The idea that the sole aim of punishment is to prevent crime is obviously grounded upon the theory that crime can be prevented, which is almost as dubious as the notion that poverty can be prevented.
It was only when I lay there on the rotting prison straw that I sensed within myself the first stirrings of good. Gradually it was disclosed to me that the line separating good and evil passes not between states nor between social classes nor between political parties, but right through every human heart, through all human hearts. And that is why I turn back to the years of my imprisonment and say, sometimes to the astonishment of those about me, bless you, prison, for having been a part of my life.
I wrote a million words in the first year, and I could never have done that outside of prison.
Some laws of state aimed at curbing crime are even more criminal.
Crime is a logical extension of the sort of behavior that often [is] considered perfectly respectable in legitimate business.

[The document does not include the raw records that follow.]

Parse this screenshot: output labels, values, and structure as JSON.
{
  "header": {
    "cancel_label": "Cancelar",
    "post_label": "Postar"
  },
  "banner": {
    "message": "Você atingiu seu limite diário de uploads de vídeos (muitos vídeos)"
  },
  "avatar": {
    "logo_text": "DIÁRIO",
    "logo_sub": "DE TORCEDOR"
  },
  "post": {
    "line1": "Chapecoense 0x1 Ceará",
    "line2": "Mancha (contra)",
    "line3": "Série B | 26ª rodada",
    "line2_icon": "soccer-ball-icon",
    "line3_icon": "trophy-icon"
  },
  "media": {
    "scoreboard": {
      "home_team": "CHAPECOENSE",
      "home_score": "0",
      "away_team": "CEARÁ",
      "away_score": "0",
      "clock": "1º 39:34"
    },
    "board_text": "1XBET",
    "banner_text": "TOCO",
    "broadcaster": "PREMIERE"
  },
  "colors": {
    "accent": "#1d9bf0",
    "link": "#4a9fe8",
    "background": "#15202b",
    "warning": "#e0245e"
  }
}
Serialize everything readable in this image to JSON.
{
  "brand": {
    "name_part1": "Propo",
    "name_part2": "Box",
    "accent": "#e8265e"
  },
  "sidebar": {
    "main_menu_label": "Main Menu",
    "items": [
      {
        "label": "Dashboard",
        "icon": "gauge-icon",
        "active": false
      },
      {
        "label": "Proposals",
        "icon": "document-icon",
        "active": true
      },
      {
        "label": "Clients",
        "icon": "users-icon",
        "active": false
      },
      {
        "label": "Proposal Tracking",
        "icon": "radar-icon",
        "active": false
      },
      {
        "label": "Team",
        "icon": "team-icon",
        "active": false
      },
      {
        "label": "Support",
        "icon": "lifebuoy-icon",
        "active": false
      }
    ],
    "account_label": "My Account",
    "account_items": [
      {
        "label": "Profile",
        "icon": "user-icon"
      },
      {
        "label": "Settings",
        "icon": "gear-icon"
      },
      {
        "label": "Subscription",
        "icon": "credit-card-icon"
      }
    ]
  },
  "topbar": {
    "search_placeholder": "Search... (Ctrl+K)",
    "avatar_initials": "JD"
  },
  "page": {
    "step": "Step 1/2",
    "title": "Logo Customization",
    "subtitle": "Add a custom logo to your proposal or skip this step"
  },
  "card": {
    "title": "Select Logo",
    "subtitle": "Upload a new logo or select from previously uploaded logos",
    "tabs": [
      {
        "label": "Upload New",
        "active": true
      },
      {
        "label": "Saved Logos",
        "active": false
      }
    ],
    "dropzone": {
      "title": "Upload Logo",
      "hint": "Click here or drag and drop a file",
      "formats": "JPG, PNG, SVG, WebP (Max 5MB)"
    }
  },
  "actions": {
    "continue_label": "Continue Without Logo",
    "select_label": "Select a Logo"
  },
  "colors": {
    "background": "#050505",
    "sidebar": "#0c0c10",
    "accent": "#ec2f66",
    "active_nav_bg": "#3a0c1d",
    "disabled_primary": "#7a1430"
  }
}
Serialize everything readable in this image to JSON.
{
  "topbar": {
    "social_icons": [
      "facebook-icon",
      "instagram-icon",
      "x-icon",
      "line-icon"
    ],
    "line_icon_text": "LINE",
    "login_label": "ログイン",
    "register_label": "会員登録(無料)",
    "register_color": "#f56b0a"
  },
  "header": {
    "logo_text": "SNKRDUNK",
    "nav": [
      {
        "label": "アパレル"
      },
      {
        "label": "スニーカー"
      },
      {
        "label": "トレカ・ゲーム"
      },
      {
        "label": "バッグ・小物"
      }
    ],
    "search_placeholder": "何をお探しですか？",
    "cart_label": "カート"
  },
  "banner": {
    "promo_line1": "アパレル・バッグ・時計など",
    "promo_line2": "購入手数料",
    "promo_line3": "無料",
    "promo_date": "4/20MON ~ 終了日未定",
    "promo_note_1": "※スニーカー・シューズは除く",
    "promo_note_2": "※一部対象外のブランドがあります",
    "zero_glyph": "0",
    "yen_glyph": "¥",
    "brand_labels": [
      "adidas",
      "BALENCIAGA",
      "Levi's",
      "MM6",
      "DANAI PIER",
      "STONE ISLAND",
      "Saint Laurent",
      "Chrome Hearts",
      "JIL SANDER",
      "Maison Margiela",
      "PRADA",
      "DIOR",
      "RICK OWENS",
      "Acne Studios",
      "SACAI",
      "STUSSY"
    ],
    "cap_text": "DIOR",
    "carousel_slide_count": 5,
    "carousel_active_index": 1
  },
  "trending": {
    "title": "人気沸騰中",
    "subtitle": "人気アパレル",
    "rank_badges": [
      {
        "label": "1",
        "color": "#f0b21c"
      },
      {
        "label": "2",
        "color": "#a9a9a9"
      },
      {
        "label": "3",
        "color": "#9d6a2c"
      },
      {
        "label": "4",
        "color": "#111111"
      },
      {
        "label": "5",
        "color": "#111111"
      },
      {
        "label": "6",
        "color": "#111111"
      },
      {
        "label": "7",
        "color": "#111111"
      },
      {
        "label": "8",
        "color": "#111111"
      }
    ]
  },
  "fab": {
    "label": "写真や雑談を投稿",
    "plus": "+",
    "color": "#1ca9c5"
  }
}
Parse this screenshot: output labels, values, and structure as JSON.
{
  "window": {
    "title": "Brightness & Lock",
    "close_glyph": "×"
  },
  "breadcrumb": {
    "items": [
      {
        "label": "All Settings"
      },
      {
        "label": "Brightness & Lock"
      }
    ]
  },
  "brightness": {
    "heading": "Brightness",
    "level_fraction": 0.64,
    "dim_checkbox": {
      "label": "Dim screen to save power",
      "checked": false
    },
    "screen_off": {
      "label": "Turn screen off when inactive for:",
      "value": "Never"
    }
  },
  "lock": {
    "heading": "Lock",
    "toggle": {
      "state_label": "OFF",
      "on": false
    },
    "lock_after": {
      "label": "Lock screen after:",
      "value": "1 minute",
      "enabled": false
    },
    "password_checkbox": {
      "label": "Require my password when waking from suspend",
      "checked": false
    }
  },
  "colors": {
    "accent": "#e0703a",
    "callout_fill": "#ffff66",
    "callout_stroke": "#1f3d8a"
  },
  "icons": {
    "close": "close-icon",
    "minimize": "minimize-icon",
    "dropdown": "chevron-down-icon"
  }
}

I have paid no poll-tax for six years. I was put into a jail once on this account, for one night; and, as I stood considering the walls of solid stone, I could not help being struck with the foolishness of that institution which treated me as if I were mere flesh and blood and bones, to be locked up...I saw that, if there was a wall of stone between me and my townsmen, there was a still more difficult one to climb or break through, before they could get to be as free as I was. I did not for a moment feel confined, and the walls seemed a great waste of stone and mortar.
We shall not yield to violence. We shall not be deprived of union freedoms. We shall never agree with sending people to prison for their convictions.
Trial by jury itself, instead of being a security to persons who are accused, shall be a delusion, a mockery, and a snare.
Civilization is maintained by a very few people in a small number of places and we need only some bombs and a few prisons to blot it out altogether.
Those magistrates who can prevent crime, and do not, in effect encourage it.
In a civilized society, all crimes are likely to be sins, but most sins are not and ought not to be treated as crimes.
To try to raise a son from inside the prison walls is a very difficult thing. But I want to say to the world my son at 16 was the one who tried the most to get me out of prison.
By noiselessly going to a prison a civil-resister ensures a calm atmosphere.
It is the deed that teaches, not the name we give it. Murder and capital punishment are not opposites that cancel one another, but similars that breed their own kind.
The penalty for laughing in a courtroom is six months in jail; if it were not for this penalty, the jury would never hear the evidence.
Any punishment that does not correct, that can merely rouse rebellion in whoever has to endure it, is a piece of gratuitous infamy which makes those who impose it more guilty in the eyes of humanity, good sense and reason, nay a hundred times more guilty than the victim on whom the punishment is inflicted.